" "

Jennifer Middleton

Senior Director of Research

Dr. Middleton is an Associate Professor in the Kent School of Social Work at the UofL and Director of the UofL Human Trafficking Research Initiative. Dr. Jennifer Middleton’s research, teaching, and service activities all focus on partnering with communities to develop trauma-informed approaches to working with children and families impacted by trauma, sub-stance abuse, and other adverse childhood experiences. In addition, her collaborative efforts aim to address the cumulative impact of working with traumatized populations on the professionals and organizations who serve them. Dr. Middleton leads multiple federally-funded, interdisciplinary research projects examining the impact of trauma-informed organizational change interventions within systems of care that serve sex trafficked populations and address community violence within refugee, Tribal, urban, and rural community contexts. She recently completed a five-year $3.9M federal grant project that created a trauma-informed system of care for children directly impacted by the opioid epidemic.
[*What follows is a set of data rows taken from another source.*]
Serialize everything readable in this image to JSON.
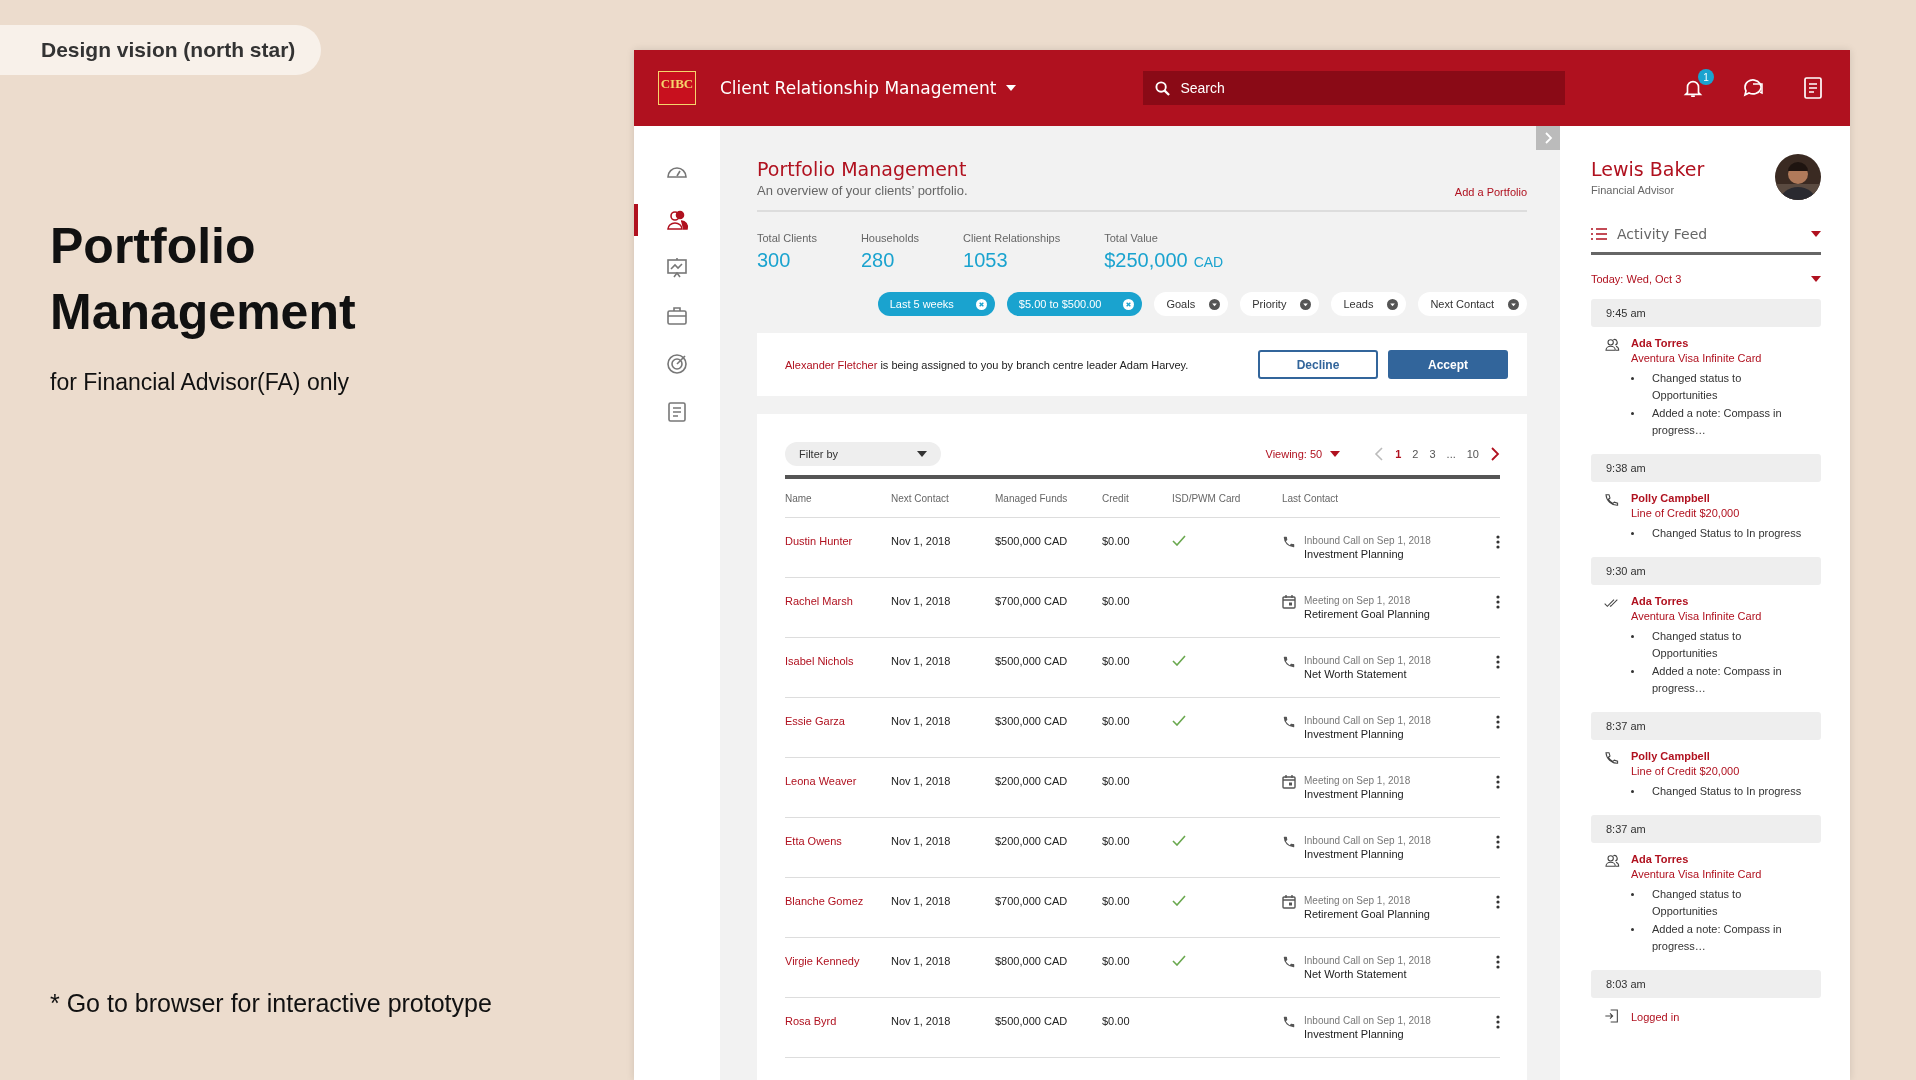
{
  "slide": {
    "tag": "Design vision (north star)",
    "title": "Portfolio Management",
    "subtitle": "for Financial Advisor(FA) only",
    "footnote": "* Go to browser for interactive prototype"
  },
  "header": {
    "logo": "CIBC",
    "title": "Client Relationship Management",
    "search": {
      "placeholder": "Search"
    },
    "notification_count": "1"
  },
  "nav": [
    {
      "kind": "dashboard",
      "selected": false
    },
    {
      "kind": "clients",
      "selected": true
    },
    {
      "kind": "presentation",
      "selected": false
    },
    {
      "kind": "briefcase",
      "selected": false
    },
    {
      "kind": "target",
      "selected": false
    },
    {
      "kind": "document",
      "selected": false
    }
  ],
  "page": {
    "title": "Portfolio Management",
    "subtitle": "An overview of your clients’ portfolio.",
    "action": "Add a Portfolio"
  },
  "stats": [
    {
      "label": "Total Clients",
      "value": "300"
    },
    {
      "label": "Households",
      "value": "280"
    },
    {
      "label": "Client Relationships",
      "value": "1053"
    },
    {
      "label": "Total Value",
      "value": "$250,000",
      "unit": "CAD"
    }
  ],
  "chips": [
    {
      "label": "Last 5 weeks",
      "selected": true
    },
    {
      "label": "$5.00 to $500.00",
      "selected": true
    },
    {
      "label": "Goals",
      "selected": false
    },
    {
      "label": "Priority",
      "selected": false
    },
    {
      "label": "Leads",
      "selected": false
    },
    {
      "label": "Next Contact",
      "selected": false
    }
  ],
  "notice": {
    "name": "Alexander Fletcher",
    "text": "is being assigned to you by branch centre leader Adam Harvey.",
    "buttons": [
      {
        "label": "Decline",
        "kind": "secondary"
      },
      {
        "label": "Accept",
        "kind": "primary"
      }
    ]
  },
  "table": {
    "filter": "Filter by",
    "viewing": "Viewing: 50",
    "pages": [
      {
        "label": "1",
        "selected": true
      },
      {
        "label": "2",
        "selected": false
      },
      {
        "label": "3",
        "selected": false
      },
      {
        "label": "...",
        "selected": false
      },
      {
        "label": "10",
        "selected": false
      }
    ],
    "columns": [
      "Name",
      "Next Contact",
      "Managed Funds",
      "Credit",
      "ISD/PWM Card",
      "Last Contact"
    ],
    "rows": [
      {
        "name": "Dustin Hunter",
        "next": "Nov 1, 2018",
        "funds": "$500,000 CAD",
        "credit": "$0.00",
        "card": true,
        "kind": "call",
        "contact": "Inbound Call on Sep 1, 2018",
        "topic": "Investment Planning"
      },
      {
        "name": "Rachel Marsh",
        "next": "Nov 1, 2018",
        "funds": "$700,000 CAD",
        "credit": "$0.00",
        "card": false,
        "kind": "meeting",
        "contact": "Meeting on Sep 1, 2018",
        "topic": "Retirement Goal Planning"
      },
      {
        "name": "Isabel Nichols",
        "next": "Nov 1, 2018",
        "funds": "$500,000 CAD",
        "credit": "$0.00",
        "card": true,
        "kind": "call",
        "contact": "Inbound Call on Sep 1, 2018",
        "topic": "Net Worth Statement"
      },
      {
        "name": "Essie Garza",
        "next": "Nov 1, 2018",
        "funds": "$300,000 CAD",
        "credit": "$0.00",
        "card": true,
        "kind": "call",
        "contact": "Inbound Call on Sep 1, 2018",
        "topic": "Investment Planning"
      },
      {
        "name": "Leona Weaver",
        "next": "Nov 1, 2018",
        "funds": "$200,000 CAD",
        "credit": "$0.00",
        "card": false,
        "kind": "meeting",
        "contact": "Meeting on Sep 1, 2018",
        "topic": "Investment Planning"
      },
      {
        "name": "Etta Owens",
        "next": "Nov 1, 2018",
        "funds": "$200,000 CAD",
        "credit": "$0.00",
        "card": true,
        "kind": "call",
        "contact": "Inbound Call on Sep 1, 2018",
        "topic": "Investment Planning"
      },
      {
        "name": "Blanche Gomez",
        "next": "Nov 1, 2018",
        "funds": "$700,000 CAD",
        "credit": "$0.00",
        "card": true,
        "kind": "meeting",
        "contact": "Meeting on Sep 1, 2018",
        "topic": "Retirement Goal Planning"
      },
      {
        "name": "Virgie Kennedy",
        "next": "Nov 1, 2018",
        "funds": "$800,000 CAD",
        "credit": "$0.00",
        "card": true,
        "kind": "call",
        "contact": "Inbound Call on Sep 1, 2018",
        "topic": "Net Worth Statement"
      },
      {
        "name": "Rosa Byrd",
        "next": "Nov 1, 2018",
        "funds": "$500,000 CAD",
        "credit": "$0.00",
        "card": false,
        "kind": "call",
        "contact": "Inbound Call on Sep 1, 2018",
        "topic": "Investment Planning"
      }
    ]
  },
  "profile": {
    "name": "Lewis Baker",
    "role": "Financial Advisor"
  },
  "feed": {
    "title": "Activity Feed",
    "date": "Today: Wed, Oct 3",
    "items": [
      {
        "time": "9:45 am",
        "kind": "person",
        "name": "Ada Torres",
        "detail": "Aventura Visa Infinite Card",
        "bullets": [
          "Changed status to Opportunities",
          "Added a note: Compass in progress…"
        ]
      },
      {
        "time": "9:38 am",
        "kind": "call",
        "name": "Polly Campbell",
        "detail": "Line of Credit $20,000",
        "bullets": [
          "Changed Status to In progress"
        ]
      },
      {
        "time": "9:30 am",
        "kind": "done",
        "name": "Ada Torres",
        "detail": "Aventura Visa Infinite Card",
        "bullets": [
          "Changed status to Opportunities",
          "Added a note: Compass in progress…"
        ]
      },
      {
        "time": "8:37 am",
        "kind": "call",
        "name": "Polly Campbell",
        "detail": "Line of Credit $20,000",
        "bullets": [
          "Changed Status to In progress"
        ]
      },
      {
        "time": "8:37 am",
        "kind": "person",
        "name": "Ada Torres",
        "detail": "Aventura Visa Infinite Card",
        "bullets": [
          "Changed status to Opportunities",
          "Added a note: Compass in progress…"
        ]
      },
      {
        "time": "8:03 am",
        "kind": "login",
        "detail": "Logged in"
      }
    ]
  }
}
Dr. Middleton is currently the Director of Implementation for a new five-year $5M SAMHSA grant aimed at addressing community violence, trauma, and inequities in west and south Louisville. Dr. Middleton is also the Principal Investigator of two recently funded research projects which aim to address child sex trafficking: 1) Project STAAR: Survivors of Trafficking Creating Art, Advocacy, and Resilience, a qualitative study that utilizes photovoice methods to explore the lived experiences of child sex trafficking survivors, and 2) Project PIVOT: Prevention and Intervention of Victims of Trafficking, a comprehensive case review of all reported child sex trafficking cases over a 5-year period in Kentucky. Middleton is an active member of numerous local, state, national, and international human trafficking initiatives and is fully trained in the Sanctuary Model. During her forensic social work career, Dr. Middleton interviewed and provided services to over 4,000 sexually exploited and trafficked children and youth.